INPUT FOR THIS TASK =
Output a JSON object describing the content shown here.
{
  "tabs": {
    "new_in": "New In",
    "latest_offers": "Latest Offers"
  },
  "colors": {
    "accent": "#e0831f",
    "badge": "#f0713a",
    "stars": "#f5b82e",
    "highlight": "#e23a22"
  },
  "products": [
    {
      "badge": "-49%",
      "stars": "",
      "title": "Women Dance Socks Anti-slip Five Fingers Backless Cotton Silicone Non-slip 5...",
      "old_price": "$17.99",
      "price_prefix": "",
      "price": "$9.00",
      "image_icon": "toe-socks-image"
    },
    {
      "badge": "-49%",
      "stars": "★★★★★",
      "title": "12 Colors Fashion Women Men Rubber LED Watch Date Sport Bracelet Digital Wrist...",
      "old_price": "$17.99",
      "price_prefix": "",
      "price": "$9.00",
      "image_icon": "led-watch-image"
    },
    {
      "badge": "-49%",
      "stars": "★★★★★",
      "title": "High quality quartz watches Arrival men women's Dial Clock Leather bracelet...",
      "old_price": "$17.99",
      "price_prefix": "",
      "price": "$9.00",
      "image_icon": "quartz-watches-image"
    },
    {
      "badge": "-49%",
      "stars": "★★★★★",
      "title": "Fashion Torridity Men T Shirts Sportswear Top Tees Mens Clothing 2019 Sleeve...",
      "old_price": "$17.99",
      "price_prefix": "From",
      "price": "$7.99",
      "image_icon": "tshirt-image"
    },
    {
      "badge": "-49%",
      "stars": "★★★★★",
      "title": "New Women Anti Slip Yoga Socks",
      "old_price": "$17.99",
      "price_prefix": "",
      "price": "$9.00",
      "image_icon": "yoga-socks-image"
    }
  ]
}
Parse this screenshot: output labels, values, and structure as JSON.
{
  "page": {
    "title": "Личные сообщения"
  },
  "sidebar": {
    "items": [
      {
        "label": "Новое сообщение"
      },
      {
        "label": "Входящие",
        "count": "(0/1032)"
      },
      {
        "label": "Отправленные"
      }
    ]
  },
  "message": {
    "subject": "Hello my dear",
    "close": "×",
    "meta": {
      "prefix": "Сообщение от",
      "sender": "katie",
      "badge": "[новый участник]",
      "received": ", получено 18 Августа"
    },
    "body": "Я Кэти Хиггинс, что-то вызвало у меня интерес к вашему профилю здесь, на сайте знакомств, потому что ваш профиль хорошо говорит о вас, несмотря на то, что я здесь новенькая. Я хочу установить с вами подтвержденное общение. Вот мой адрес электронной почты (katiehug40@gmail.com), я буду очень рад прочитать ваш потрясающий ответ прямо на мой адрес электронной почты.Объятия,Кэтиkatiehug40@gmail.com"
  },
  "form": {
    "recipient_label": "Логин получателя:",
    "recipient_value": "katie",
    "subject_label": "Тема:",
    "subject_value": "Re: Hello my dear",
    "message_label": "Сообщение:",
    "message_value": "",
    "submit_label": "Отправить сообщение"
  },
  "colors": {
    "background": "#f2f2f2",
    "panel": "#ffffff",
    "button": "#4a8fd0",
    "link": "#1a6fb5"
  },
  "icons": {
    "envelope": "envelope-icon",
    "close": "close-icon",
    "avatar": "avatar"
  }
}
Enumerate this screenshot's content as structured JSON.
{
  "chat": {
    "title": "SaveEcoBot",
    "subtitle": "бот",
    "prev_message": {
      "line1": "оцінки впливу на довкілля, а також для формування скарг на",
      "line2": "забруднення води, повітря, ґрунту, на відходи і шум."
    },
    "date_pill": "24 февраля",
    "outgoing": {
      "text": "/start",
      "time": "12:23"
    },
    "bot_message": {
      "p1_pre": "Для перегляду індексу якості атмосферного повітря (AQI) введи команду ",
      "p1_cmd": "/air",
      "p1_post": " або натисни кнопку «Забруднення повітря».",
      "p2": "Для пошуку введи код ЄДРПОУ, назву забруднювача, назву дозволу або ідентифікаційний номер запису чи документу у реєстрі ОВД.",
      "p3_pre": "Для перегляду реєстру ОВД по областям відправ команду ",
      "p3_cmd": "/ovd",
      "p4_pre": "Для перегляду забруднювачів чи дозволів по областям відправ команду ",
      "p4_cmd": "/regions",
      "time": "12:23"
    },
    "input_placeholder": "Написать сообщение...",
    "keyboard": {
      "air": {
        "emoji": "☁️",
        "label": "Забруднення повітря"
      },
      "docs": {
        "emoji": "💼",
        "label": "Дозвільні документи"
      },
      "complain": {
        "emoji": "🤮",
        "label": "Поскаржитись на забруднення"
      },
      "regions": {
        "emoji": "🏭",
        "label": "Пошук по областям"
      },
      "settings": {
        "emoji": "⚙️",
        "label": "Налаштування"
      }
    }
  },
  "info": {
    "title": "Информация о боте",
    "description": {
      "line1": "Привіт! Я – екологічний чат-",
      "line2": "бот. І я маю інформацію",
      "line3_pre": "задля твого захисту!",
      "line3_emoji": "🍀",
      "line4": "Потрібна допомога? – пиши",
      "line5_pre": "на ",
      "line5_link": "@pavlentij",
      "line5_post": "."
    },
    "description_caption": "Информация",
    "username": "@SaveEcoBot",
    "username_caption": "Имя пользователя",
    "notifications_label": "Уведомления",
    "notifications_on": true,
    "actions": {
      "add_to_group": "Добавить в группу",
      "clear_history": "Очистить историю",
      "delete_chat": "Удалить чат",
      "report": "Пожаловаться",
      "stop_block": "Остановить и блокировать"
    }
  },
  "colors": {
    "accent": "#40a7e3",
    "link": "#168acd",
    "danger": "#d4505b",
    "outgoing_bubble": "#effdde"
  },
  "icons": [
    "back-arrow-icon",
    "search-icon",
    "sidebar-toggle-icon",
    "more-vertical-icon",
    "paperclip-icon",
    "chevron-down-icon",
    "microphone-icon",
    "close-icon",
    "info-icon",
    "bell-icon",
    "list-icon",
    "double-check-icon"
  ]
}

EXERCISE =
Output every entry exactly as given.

EXERCISE OUTPUT =
Output a JSON object describing the content shown here.
{
  "tabs": {
    "new_in": "New In",
    "latest_offers": "Latest Offers"
  },
  "colors": {
    "accent": "#e0831f",
    "badge": "#f0713a",
    "stars": "#f5b82e",
    "highlight": "#e23a22"
  },
  "products": [
    {
      "badge": "-49%",
      "stars": "",
      "title": "Women Dance Socks Anti-slip Five Fingers Backless Cotton Silicone Non-slip 5...",
      "old_price": "$17.99",
      "price_prefix": "",
      "price": "$9.00",
      "image_icon": "toe-socks-image"
    },
    {
      "badge": "-49%",
      "stars": "★★★★★",
      "title": "12 Colors Fashion Women Men Rubber LED Watch Date Sport Bracelet Digital Wrist...",
      "old_price": "$17.99",
      "price_prefix": "",
      "price": "$9.00",
      "image_icon": "led-watch-image"
    },
    {
      "badge": "-49%",
      "stars": "★★★★★",
      "title": "High quality quartz watches Arrival men women's Dial Clock Leather bracelet...",
      "old_price": "$17.99",
      "price_prefix": "",
      "price": "$9.00",
      "image_icon": "quartz-watches-image"
    },
    {
      "badge": "-49%",
      "stars": "★★★★★",
      "title": "Fashion Torridity Men T Shirts Sportswear Top Tees Mens Clothing 2019 Sleeve...",
      "old_price": "$17.99",
      "price_prefix": "From",
      "price": "$7.99",
      "image_icon": "tshirt-image"
    },
    {
      "badge": "-49%",
      "stars": "★★★★★",
      "title": "New Women Anti Slip Yoga Socks",
      "old_price": "$17.99",
      "price_prefix": "",
      "price": "$9.00",
      "image_icon": "yoga-socks-image"
    }
  ]
}
Parse this screenshot: output labels, values, and structure as JSON.
{
  "page": {
    "title": "Личные сообщения"
  },
  "sidebar": {
    "items": [
      {
        "label": "Новое сообщение"
      },
      {
        "label": "Входящие",
        "count": "(0/1032)"
      },
      {
        "label": "Отправленные"
      }
    ]
  },
  "message": {
    "subject": "Hello my dear",
    "close": "×",
    "meta": {
      "prefix": "Сообщение от",
      "sender": "katie",
      "badge": "[новый участник]",
      "received": ", получено 18 Августа"
    },
    "body": "Я Кэти Хиггинс, что-то вызвало у меня интерес к вашему профилю здесь, на сайте знакомств, потому что ваш профиль хорошо говорит о вас, несмотря на то, что я здесь новенькая. Я хочу установить с вами подтвержденное общение. Вот мой адрес электронной почты (katiehug40@gmail.com), я буду очень рад прочитать ваш потрясающий ответ прямо на мой адрес электронной почты.Объятия,Кэтиkatiehug40@gmail.com"
  },
  "form": {
    "recipient_label": "Логин получателя:",
    "recipient_value": "katie",
    "subject_label": "Тема:",
    "subject_value": "Re: Hello my dear",
    "message_label": "Сообщение:",
    "message_value": "",
    "submit_label": "Отправить сообщение"
  },
  "colors": {
    "background": "#f2f2f2",
    "panel": "#ffffff",
    "button": "#4a8fd0",
    "link": "#1a6fb5"
  },
  "icons": {
    "envelope": "envelope-icon",
    "close": "close-icon",
    "avatar": "avatar"
  }
}
Enumerate this screenshot's content as structured JSON.
{
  "chat": {
    "title": "SaveEcoBot",
    "subtitle": "бот",
    "prev_message": {
      "line1": "оцінки впливу на довкілля, а також для формування скарг на",
      "line2": "забруднення води, повітря, ґрунту, на відходи і шум."
    },
    "date_pill": "24 февраля",
    "outgoing": {
      "text": "/start",
      "time": "12:23"
    },
    "bot_message": {
      "p1_pre": "Для перегляду індексу якості атмосферного повітря (AQI) введи команду ",
      "p1_cmd": "/air",
      "p1_post": " або натисни кнопку «Забруднення повітря».",
      "p2": "Для пошуку введи код ЄДРПОУ, назву забруднювача, назву дозволу або ідентифікаційний номер запису чи документу у реєстрі ОВД.",
      "p3_pre": "Для перегляду реєстру ОВД по областям відправ команду ",
      "p3_cmd": "/ovd",
      "p4_pre": "Для перегляду забруднювачів чи дозволів по областям відправ команду ",
      "p4_cmd": "/regions",
      "time": "12:23"
    },
    "input_placeholder": "Написать сообщение...",
    "keyboard": {
      "air": {
        "emoji": "☁️",
        "label": "Забруднення повітря"
      },
      "docs": {
        "emoji": "💼",
        "label": "Дозвільні документи"
      },
      "complain": {
        "emoji": "🤮",
        "label": "Поскаржитись на забруднення"
      },
      "regions": {
        "emoji": "🏭",
        "label": "Пошук по областям"
      },
      "settings": {
        "emoji": "⚙️",
        "label": "Налаштування"
      }
    }
  },
  "info": {
    "title": "Информация о боте",
    "description": {
      "line1": "Привіт! Я – екологічний чат-",
      "line2": "бот. І я маю інформацію",
      "line3_pre": "задля твого захисту!",
      "line3_emoji": "🍀",
      "line4": "Потрібна допомога? – пиши",
      "line5_pre": "на ",
      "line5_link": "@pavlentij",
      "line5_post": "."
    },
    "description_caption": "Информация",
    "username": "@SaveEcoBot",
    "username_caption": "Имя пользователя",
    "notifications_label": "Уведомления",
    "notifications_on": true,
    "actions": {
      "add_to_group": "Добавить в группу",
      "clear_history": "Очистить историю",
      "delete_chat": "Удалить чат",
      "report": "Пожаловаться",
      "stop_block": "Остановить и блокировать"
    }
  },
  "colors": {
    "accent": "#40a7e3",
    "link": "#168acd",
    "danger": "#d4505b",
    "outgoing_bubble": "#effdde"
  },
  "icons": [
    "back-arrow-icon",
    "search-icon",
    "sidebar-toggle-icon",
    "more-vertical-icon",
    "paperclip-icon",
    "chevron-down-icon",
    "microphone-icon",
    "close-icon",
    "info-icon",
    "bell-icon",
    "list-icon",
    "double-check-icon"
  ]
}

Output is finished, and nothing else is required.